The core safety standard that applies to ICT (Information and Communications Technology) equipment operating from the AC line or battery supplies of up to 60 V is IEC/EN/UL60950-1. The standard encompasses telecommunications infrastructure equipment regardless of its power source, in addition to components and sub-assemblies such as power supplies that have intrinsic safety implications. It describes appropriate measures to assure safety, such as the need for isolation barriers and protective grounding.
The standard's guiding principle is to provide two levels of protection from electric shock and energy hazards that may trigger other dangers, such as fire. This two-level model creates a hierarchy of protection measures that build upon five categories of insulation: functional; basic; supplementary; double; and reinforced. Functional insulation is necessary for the product to function properly, and it may reduce the likelihood of ignition and fire hazards, but it provides no reliable safety protection from electric shock.
For ICT equipment, the output side of isolated board-mounted power supplies (BMPS) normally meets the criteria for a Safety Extra-Low Voltage (SELV) circuit that limits voltages to a safe level of 60Vdc maximum under both normal operation and single-fault conditions. The isolation requirements that the power brick must then satisfy depend on the level of isolation that the AC/DC front-end power supply provides, together with the system's arrangements for connection to protective ground.
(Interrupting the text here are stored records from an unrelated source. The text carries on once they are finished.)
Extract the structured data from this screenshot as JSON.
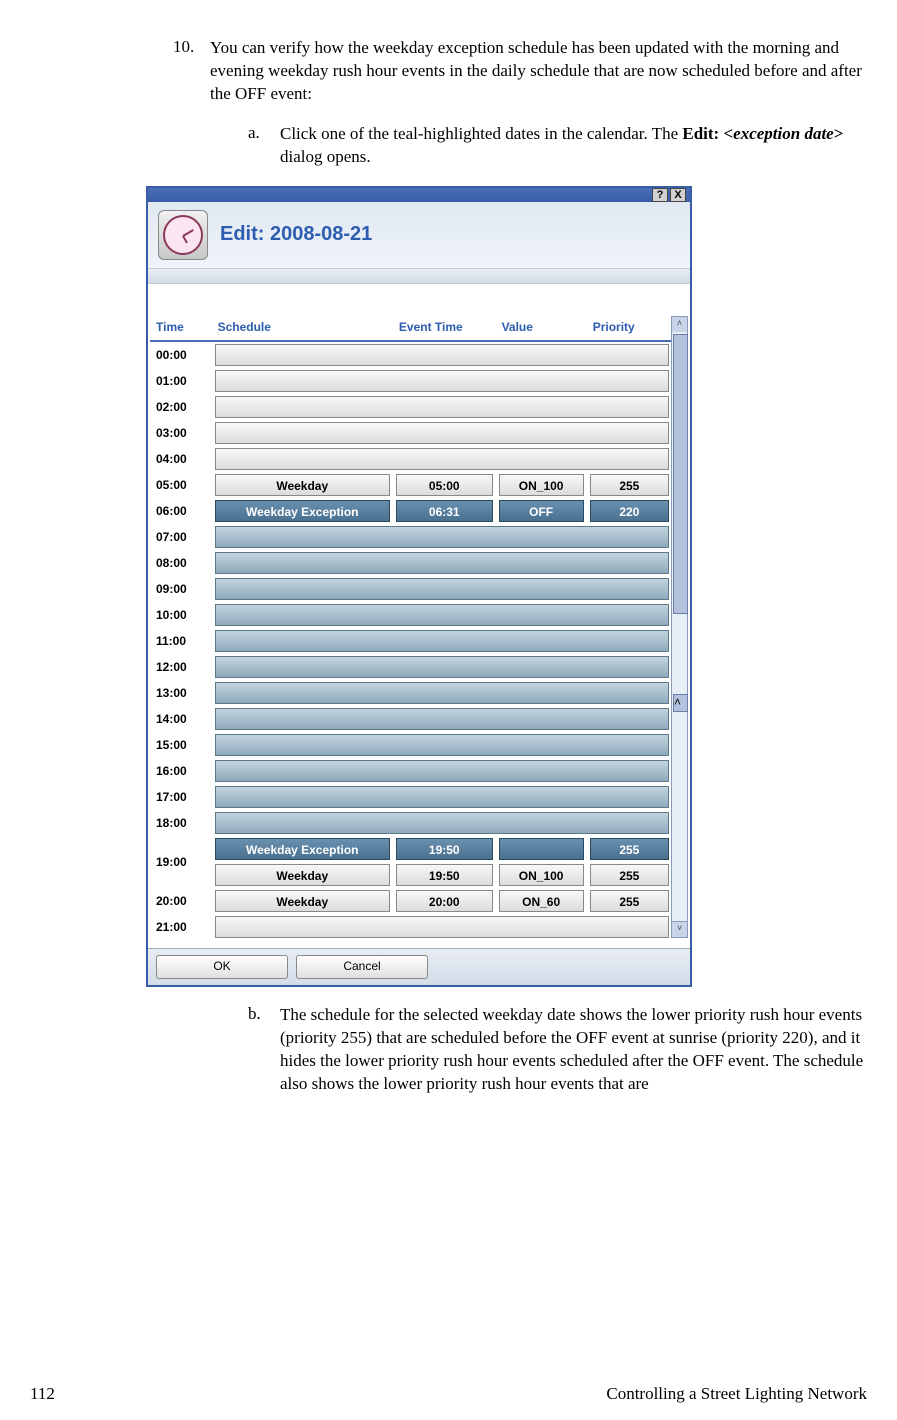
{
  "item10": {
    "number": "10.",
    "text": "You can verify how the weekday exception schedule has been updated with the morning and evening weekday rush hour events in the daily schedule that are now scheduled before and after the OFF event:",
    "a": {
      "letter": "a.",
      "pre": "Click one of the teal-highlighted dates in the calendar.  The ",
      "bold": "Edit: ",
      "italic": "<exception date>",
      "post": " dialog opens."
    },
    "b": {
      "letter": "b.",
      "text": "The schedule for the selected weekday date shows the lower priority rush hour events (priority 255) that are scheduled before the OFF event at sunrise (priority 220), and it hides the lower priority rush hour events scheduled after the OFF event.  The schedule also shows the lower priority rush hour events that are"
    }
  },
  "dialog": {
    "title": "Edit: 2008-08-21",
    "help": "?",
    "close": "X",
    "headers": {
      "time": "Time",
      "schedule": "Schedule",
      "event": "Event Time",
      "value": "Value",
      "priority": "Priority"
    },
    "rows": [
      {
        "time": "00:00",
        "teal": false,
        "subrows": [
          {}
        ]
      },
      {
        "time": "01:00",
        "teal": false,
        "subrows": [
          {}
        ]
      },
      {
        "time": "02:00",
        "teal": false,
        "subrows": [
          {}
        ]
      },
      {
        "time": "03:00",
        "teal": false,
        "subrows": [
          {}
        ]
      },
      {
        "time": "04:00",
        "teal": false,
        "subrows": [
          {}
        ]
      },
      {
        "time": "05:00",
        "teal": false,
        "subrows": [
          {
            "schedule": "Weekday",
            "event": "05:00",
            "value": "ON_100",
            "priority": "255"
          }
        ]
      },
      {
        "time": "06:00",
        "teal": false,
        "sel": true,
        "subrows": [
          {
            "schedule": "Weekday Exception",
            "event": "06:31",
            "value": "OFF",
            "priority": "220"
          }
        ]
      },
      {
        "time": "07:00",
        "teal": true,
        "subrows": [
          {}
        ]
      },
      {
        "time": "08:00",
        "teal": true,
        "subrows": [
          {}
        ]
      },
      {
        "time": "09:00",
        "teal": true,
        "subrows": [
          {}
        ]
      },
      {
        "time": "10:00",
        "teal": true,
        "subrows": [
          {}
        ]
      },
      {
        "time": "11:00",
        "teal": true,
        "subrows": [
          {}
        ]
      },
      {
        "time": "12:00",
        "teal": true,
        "subrows": [
          {}
        ]
      },
      {
        "time": "13:00",
        "teal": true,
        "subrows": [
          {}
        ]
      },
      {
        "time": "14:00",
        "teal": true,
        "subrows": [
          {}
        ]
      },
      {
        "time": "15:00",
        "teal": true,
        "subrows": [
          {}
        ]
      },
      {
        "time": "16:00",
        "teal": true,
        "subrows": [
          {}
        ]
      },
      {
        "time": "17:00",
        "teal": true,
        "subrows": [
          {}
        ]
      },
      {
        "time": "18:00",
        "teal": true,
        "subrows": [
          {}
        ]
      },
      {
        "time": "19:00",
        "teal": false,
        "subrows": [
          {
            "schedule": "Weekday Exception",
            "event": "19:50",
            "value": "",
            "priority": "255",
            "sel": true
          },
          {
            "schedule": "Weekday",
            "event": "19:50",
            "value": "ON_100",
            "priority": "255"
          }
        ]
      },
      {
        "time": "20:00",
        "teal": false,
        "subrows": [
          {
            "schedule": "Weekday",
            "event": "20:00",
            "value": "ON_60",
            "priority": "255"
          }
        ]
      },
      {
        "time": "21:00",
        "teal": false,
        "subrows": [
          {}
        ]
      }
    ],
    "ok": "OK",
    "cancel": "Cancel"
  },
  "footer": {
    "page": "112",
    "title": "Controlling a Street Lighting Network"
  }
}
Generally, the AC/DC power supply in ICT equipment has reinforced or double insulation (alternatively basic and/or supplementary insulation) between the AC line supply and its DC output. Furthermore the output and the input of the BMPS connect to protective ground, which means that the system already includes two levels of protection from electric shock and energy hazards. If the normal input voltage exceeds 60Vdc, it must additionally withstand an electrical strength test and pass fault-condition testing.
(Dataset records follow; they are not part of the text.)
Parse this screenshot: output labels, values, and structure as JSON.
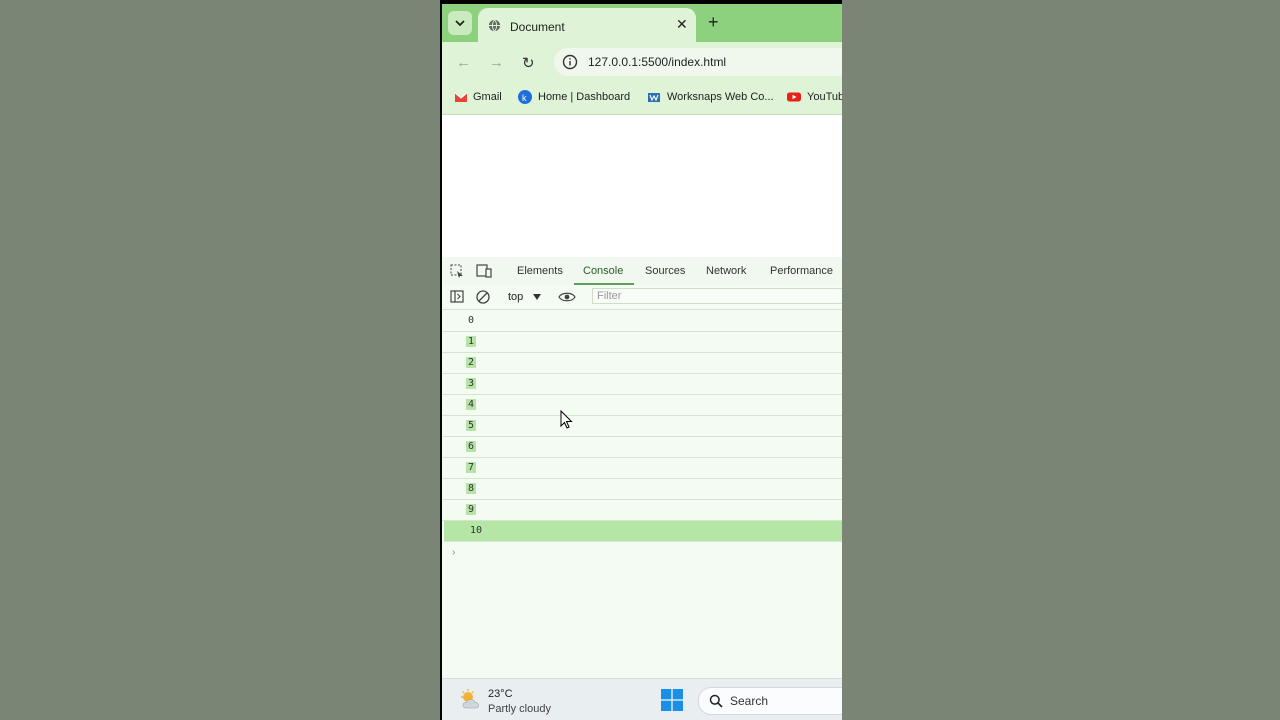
{
  "browser": {
    "tab_title": "Document",
    "url": "127.0.0.1:5500/index.html",
    "bookmarks": [
      {
        "label": "Gmail",
        "icon": "gmail-icon"
      },
      {
        "label": "Home | Dashboard",
        "icon": "k-icon"
      },
      {
        "label": "Worksnaps Web Co...",
        "icon": "worksnaps-icon"
      },
      {
        "label": "YouTub",
        "icon": "youtube-icon"
      }
    ]
  },
  "devtools": {
    "tabs": [
      "Elements",
      "Console",
      "Sources",
      "Network",
      "Performance"
    ],
    "active_tab": "Console",
    "context": "top",
    "filter_placeholder": "Filter",
    "logs": [
      "0",
      "1",
      "2",
      "3",
      "4",
      "5",
      "6",
      "7",
      "8",
      "9",
      "10"
    ]
  },
  "taskbar": {
    "temperature": "23°C",
    "weather": "Partly cloudy",
    "search_label": "Search"
  },
  "colors": {
    "accent": "#8dd17e",
    "highlight": "#b6e4a8"
  }
}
The isolation voltage in the electrical strength test depends on the input voltage and the working voltage and typically ranges from 1000 to 1400Vdc. In fact, the great majority of commercially available isolated DC/DC modules specify 1500Vdc isolation, which has become the de-facto industry standard.
But does Power-over-Ethernet (PoE) change the scenario? PoE, of course, distributes network power via Ethernet data cables, and according to the IEEE 802.af3 standard requires a high degree of electrical isolation -- in fact, 2250Vdc is necessary to meet the requirements. Typical equipment applications receiving power via Ethernet cable are usually remote connected devices such as VoIP telephones, WLAN access points and network cameras. Given the significantly increasing deployment of PoE in communication installations with power supply lines that traverse outside environments, such as links between buildings, could this mean the isolation voltage for telecom power generally increasing to 2250Vdc?
Ericsson is certainly preparing with the recently launched PKU5510E 50W DC/DC converter module that targets PoE applications and features an ultra-wide input range of 18V to 75V and has built-in functional isolation of 2250Vdc. But is the safety net about to be made a little bigger?